In 1785, French physicist Charles-Augustin de Coulomb experimentally verified Earths’ magnetic field. This was followed by 19th century French mathematician and geometer Simeon Denis Poisson created the first model of the magnetic field, which he presented in 1824.
By the 19th century, further revelations refined and challenged previously-held notions. For example, in 1819, Danish physicist and chemist Hans Christian Orsted discovered that an electric current creates a magnetic field around it. In 1825, André-Marie Ampère proposed a model of magnetism where this force was due to perpetually flowing loops of current, instead of the dipoles of magnetic charge.
In 1831, English scientist Michael Faraday showed that a changing magnetic field generates an encircling electric field. In effect, he discovered electromagnetic induction, which was characterized by Faraday’s law of induction (aka. Faraday’s Law).
Between 1861 and 1865, Scottish scientist James Clerk Maxwell published his theories on electricity and magnetism – known as the Maxwell’s Equations. These equations not only pointed to the interrelationship between electricity and magnetism, but showed how light itself is an electromagnetic wave.
The field of electrodynamics was extended further during the late 19th and 20th centuries. For instance, Albert Einstein (who proposed the Law of Special Relativity in 1905), showed that electric and magnetic fields are part of the same phenomena viewed from different reference frames. The emergence of quantum mechanics also led to the development of quantum electrodynamics (QED).
A classic example of a magnetic field is the field created by an iron magnet. As previously mentioned, the magnetic field can be illustrated by surrounding it with iron filings, which will be attracted to its field lines and form in a looping formation around the poles.
Larger examples of magnetic fields include the Earth’s magnetic field, which resembles the field produced by a simple bar magnet. This field is believed to be the result of movement in the Earth’s core, which is divided between a solid inner core and molten outer core which rotates in the opposite direction of Earth. This creates a dynamo effect, which is believed to power Earth’s magnetic field (aka. magnetosphere).
Such a field is called a dipole field because it has two poles – north and south, located at either end of the magnet – where the strength of the field is at its maximum. At the midpoint between the poles the strength is half of its polar value, and extends tens of thousands of kilometers into space, forming the Earth’s magnetosphere.

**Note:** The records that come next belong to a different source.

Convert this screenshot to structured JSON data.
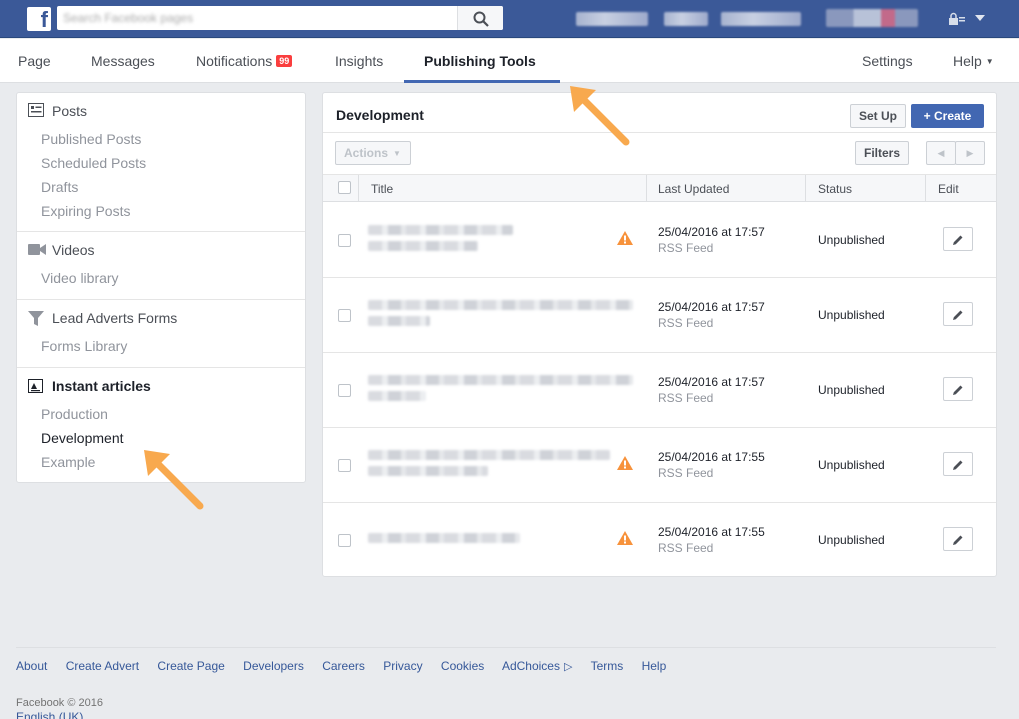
{
  "topbar": {
    "logo_letter": "f",
    "search_value": "Search Facebook pages"
  },
  "page_nav": {
    "items": [
      {
        "label": "Page"
      },
      {
        "label": "Messages"
      },
      {
        "label": "Notifications",
        "badge": "99"
      },
      {
        "label": "Insights"
      },
      {
        "label": "Publishing Tools",
        "active": true
      },
      {
        "label": "Settings"
      },
      {
        "label": "Help"
      }
    ]
  },
  "sidebar": {
    "sections": [
      {
        "title": "Posts",
        "icon": "posts-icon",
        "links": [
          "Published Posts",
          "Scheduled Posts",
          "Drafts",
          "Expiring Posts"
        ]
      },
      {
        "title": "Videos",
        "icon": "video-camera-icon",
        "links": [
          "Video library"
        ]
      },
      {
        "title": "Lead Adverts Forms",
        "icon": "filter-funnel-icon",
        "links": [
          "Forms Library"
        ]
      },
      {
        "title": "Instant articles",
        "icon": "instant-articles-icon",
        "links": [
          "Production",
          "Development",
          "Example"
        ],
        "current": "Development"
      }
    ]
  },
  "main": {
    "title": "Development",
    "setup_label": "Set Up",
    "create_label": "Create",
    "actions_label": "Actions",
    "filters_label": "Filters",
    "columns": {
      "title": "Title",
      "updated": "Last Updated",
      "status": "Status",
      "edit": "Edit"
    },
    "rows": [
      {
        "updated": "25/04/2016 at 17:57",
        "source": "RSS Feed",
        "status": "Unpublished",
        "warning": true
      },
      {
        "updated": "25/04/2016 at 17:57",
        "source": "RSS Feed",
        "status": "Unpublished",
        "warning": false
      },
      {
        "updated": "25/04/2016 at 17:57",
        "source": "RSS Feed",
        "status": "Unpublished",
        "warning": false
      },
      {
        "updated": "25/04/2016 at 17:55",
        "source": "RSS Feed",
        "status": "Unpublished",
        "warning": true
      },
      {
        "updated": "25/04/2016 at 17:55",
        "source": "RSS Feed",
        "status": "Unpublished",
        "warning": true
      }
    ]
  },
  "footer": {
    "links": [
      "About",
      "Create Advert",
      "Create Page",
      "Developers",
      "Careers",
      "Privacy",
      "Cookies",
      "AdChoices",
      "Terms",
      "Help"
    ],
    "copyright": "Facebook © 2016",
    "language": "English (UK)"
  },
  "colors": {
    "brand": "#3b5998",
    "accent": "#4267b2",
    "warning": "#f7923b",
    "arrow": "#f8a94e",
    "badge": "#fa3e3e"
  }
}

Other celestial bodies have been shown to have magnetic fields of their own. This includes the gas and ice giants of the Solar System – Jupiter, Saturn, Uranus and Neptune. Jupiter’s magnetic field is 14 times as powerful as that of Earth, making it the strongest magnetic field of any planetary body. Jupiter’s moon Ganymede also has a magnetic field, and is the only moon in the Solar System known to have one.

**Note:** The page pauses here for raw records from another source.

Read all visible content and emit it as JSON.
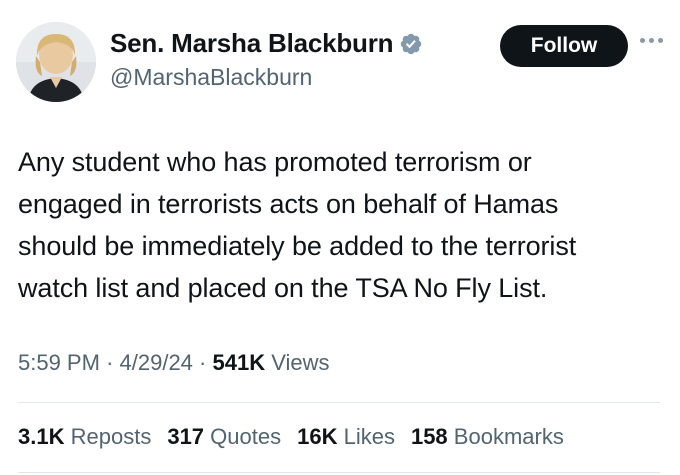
{
  "author": {
    "name": "Sen. Marsha Blackburn",
    "handle": "@MarshaBlackburn",
    "verified_icon": "verified-badge-icon",
    "verified_color": "#829aab"
  },
  "follow_label": "Follow",
  "tweet_lines": [
    "Any student who has promoted terrorism or",
    "engaged in terrorists acts on behalf of Hamas",
    "should be immediately be added to the terrorist",
    "watch list and placed on the TSA No Fly List."
  ],
  "meta": {
    "time": "5:59 PM",
    "sep": "·",
    "date": "4/29/24",
    "views_count": "541K",
    "views_label": "Views"
  },
  "stats": [
    {
      "count": "3.1K",
      "label": "Reposts"
    },
    {
      "count": "317",
      "label": "Quotes"
    },
    {
      "count": "16K",
      "label": "Likes"
    },
    {
      "count": "158",
      "label": "Bookmarks"
    }
  ]
}
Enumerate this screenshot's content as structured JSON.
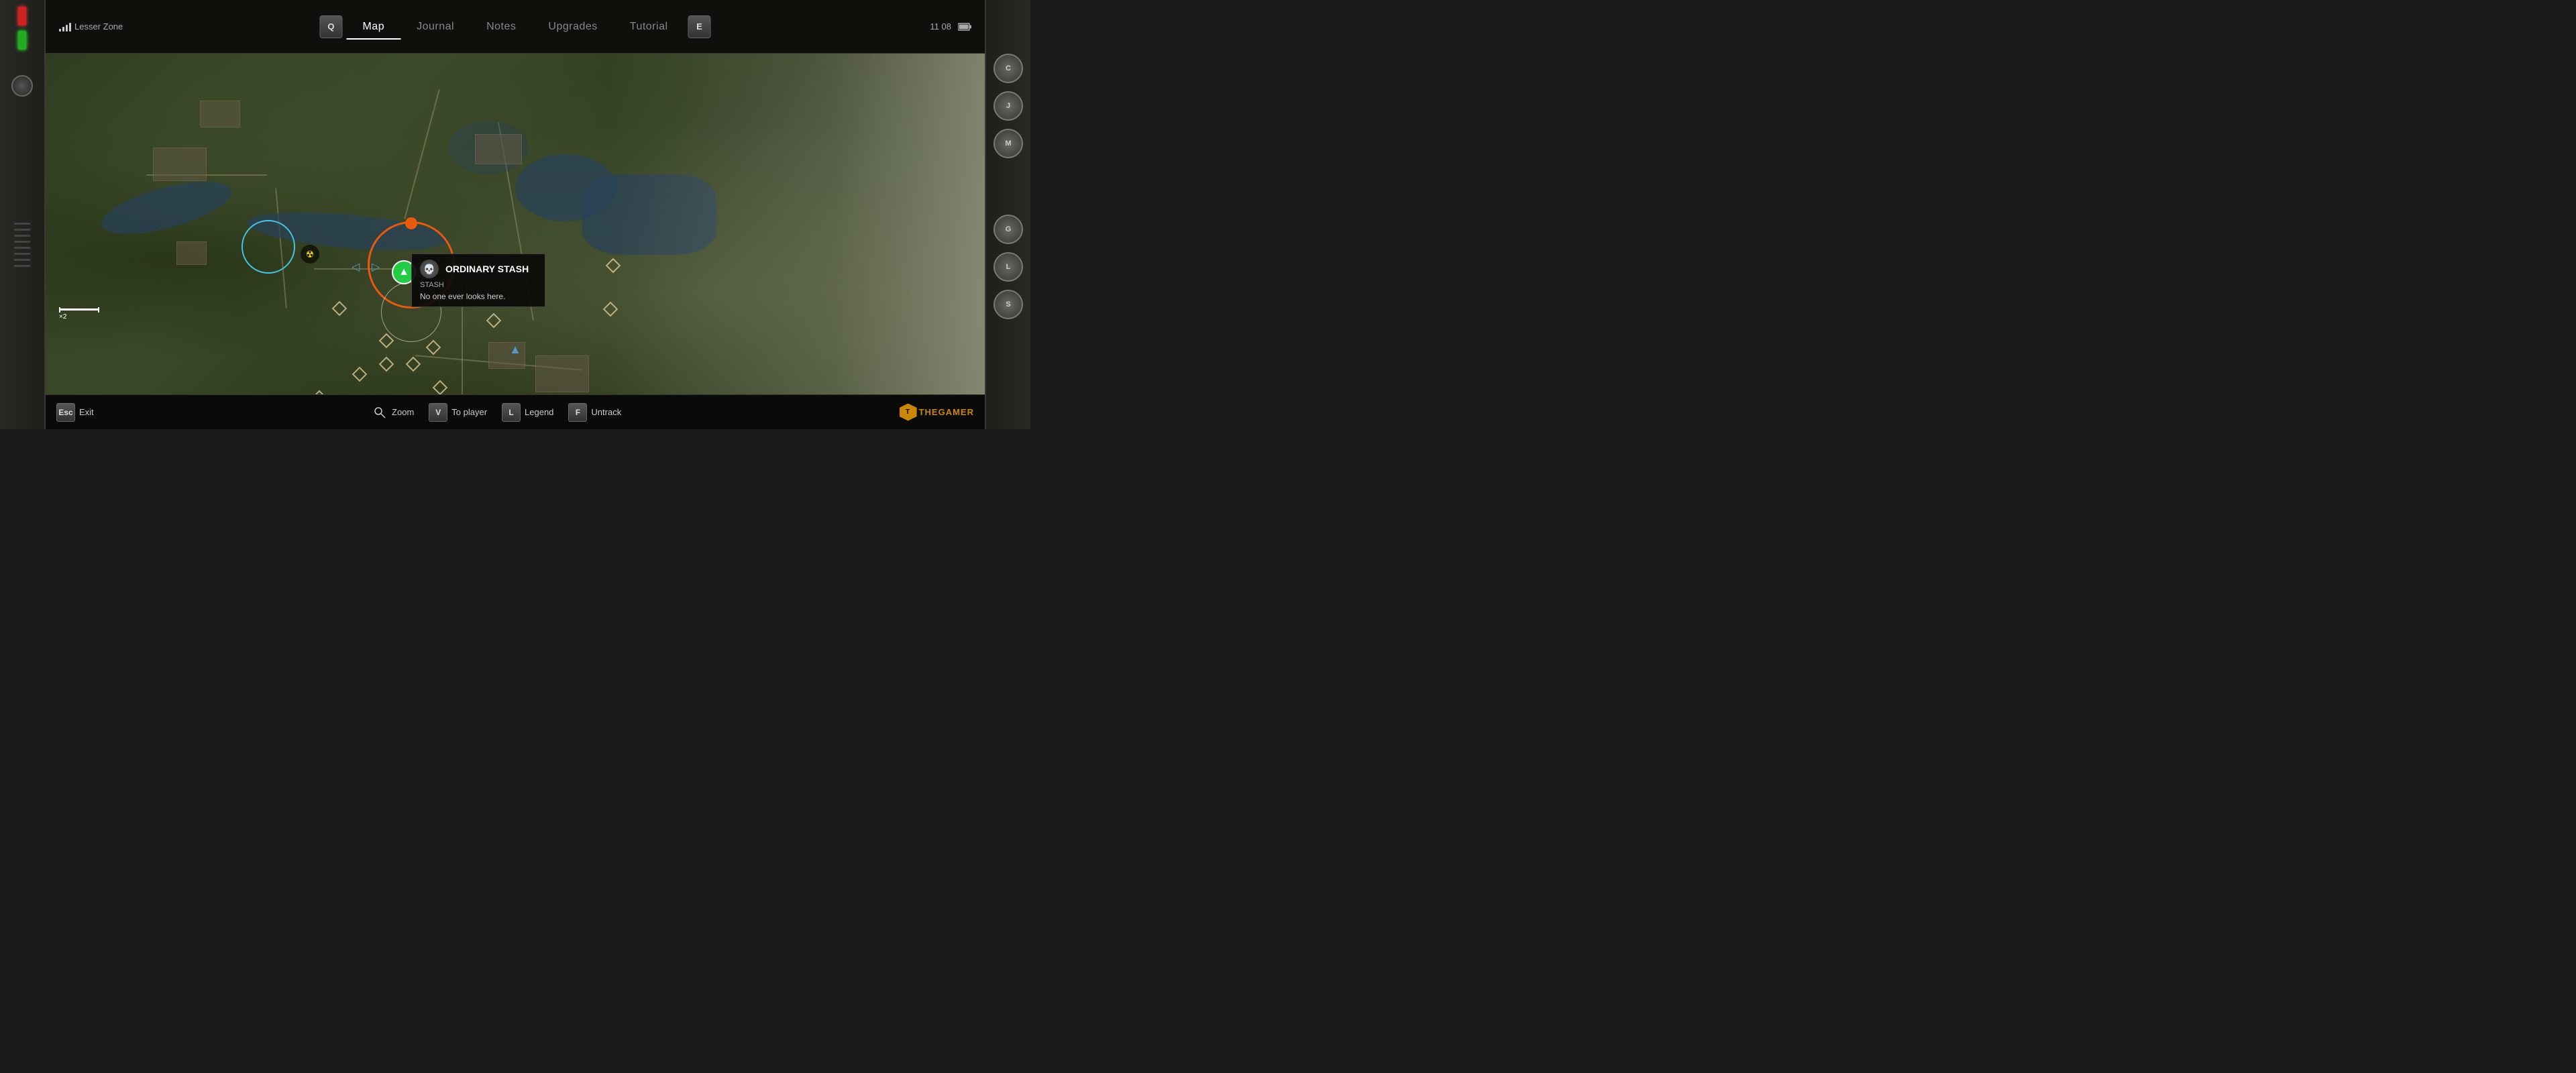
{
  "header": {
    "location": "Lesser Zone",
    "time": "11 08",
    "tabs": [
      {
        "id": "q-key",
        "label": "Q",
        "is_key": true
      },
      {
        "id": "map",
        "label": "Map",
        "active": true
      },
      {
        "id": "journal",
        "label": "Journal"
      },
      {
        "id": "notes",
        "label": "Notes"
      },
      {
        "id": "upgrades",
        "label": "Upgrades"
      },
      {
        "id": "tutorial",
        "label": "Tutorial"
      },
      {
        "id": "e-key",
        "label": "E",
        "is_key": true
      }
    ]
  },
  "map": {
    "scale_label": "×2",
    "orange_circle_label": "ORDINARY STASH",
    "stash": {
      "title": "ORDINARY STASH",
      "subtitle": "STASH",
      "description": "No one ever looks here."
    },
    "markers": {
      "radiation": "☢",
      "player_arrow": "▲",
      "skull": "💀"
    }
  },
  "bottom_bar": {
    "keys": [
      {
        "key": "Esc",
        "label": "Exit"
      },
      {
        "key": "V",
        "label": "To player"
      },
      {
        "key": "L",
        "label": "Legend"
      },
      {
        "key": "F",
        "label": "Untrack"
      }
    ],
    "zoom_label": "Zoom",
    "logo_text": "THEGAMER"
  },
  "right_buttons": [
    "C",
    "J",
    "M",
    "G",
    "L",
    "S"
  ],
  "indicators": {
    "red": "red",
    "green": "green"
  }
}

Mars is believed to have once had a magnetic field similar to Earth’s, which was also the result of a dynamo effect in its interior. However, due to either a massive collision, or rapid cooling in its interior, Mars lost its magnetic field billions of years ago. It is because of this that Mars is believed to have lost most of its atmosphere, and the ability to maintain liquid water on its surface.
When it comes down to it, electromagnetism is a fundamental part of our Universe, right up there with nuclear forces and gravity. Understanding how it works, and where magnetic fields occur, is not only key to understanding how the Universe came to be, but may also help us to find life beyond Earth someday.
We have written many articles about the magnetic field for Universe Today. Here’s What is Earth’s Magnetic Field, Is Earth’s Magnetic Field Ready to Flip?, How Do Magnets Work?, Mapping The Milky Way’s Magnetic Fields – The Faraday Sky, Magnetic Fields in Spiral Galaxies – Explained at Last?, Astronomy Without A Telescope – Cosmic Magnetic Fields.
We’ve also recorded an episode of Astronomy Cast all about planet Earth. Listen here, Episode 51: Earth.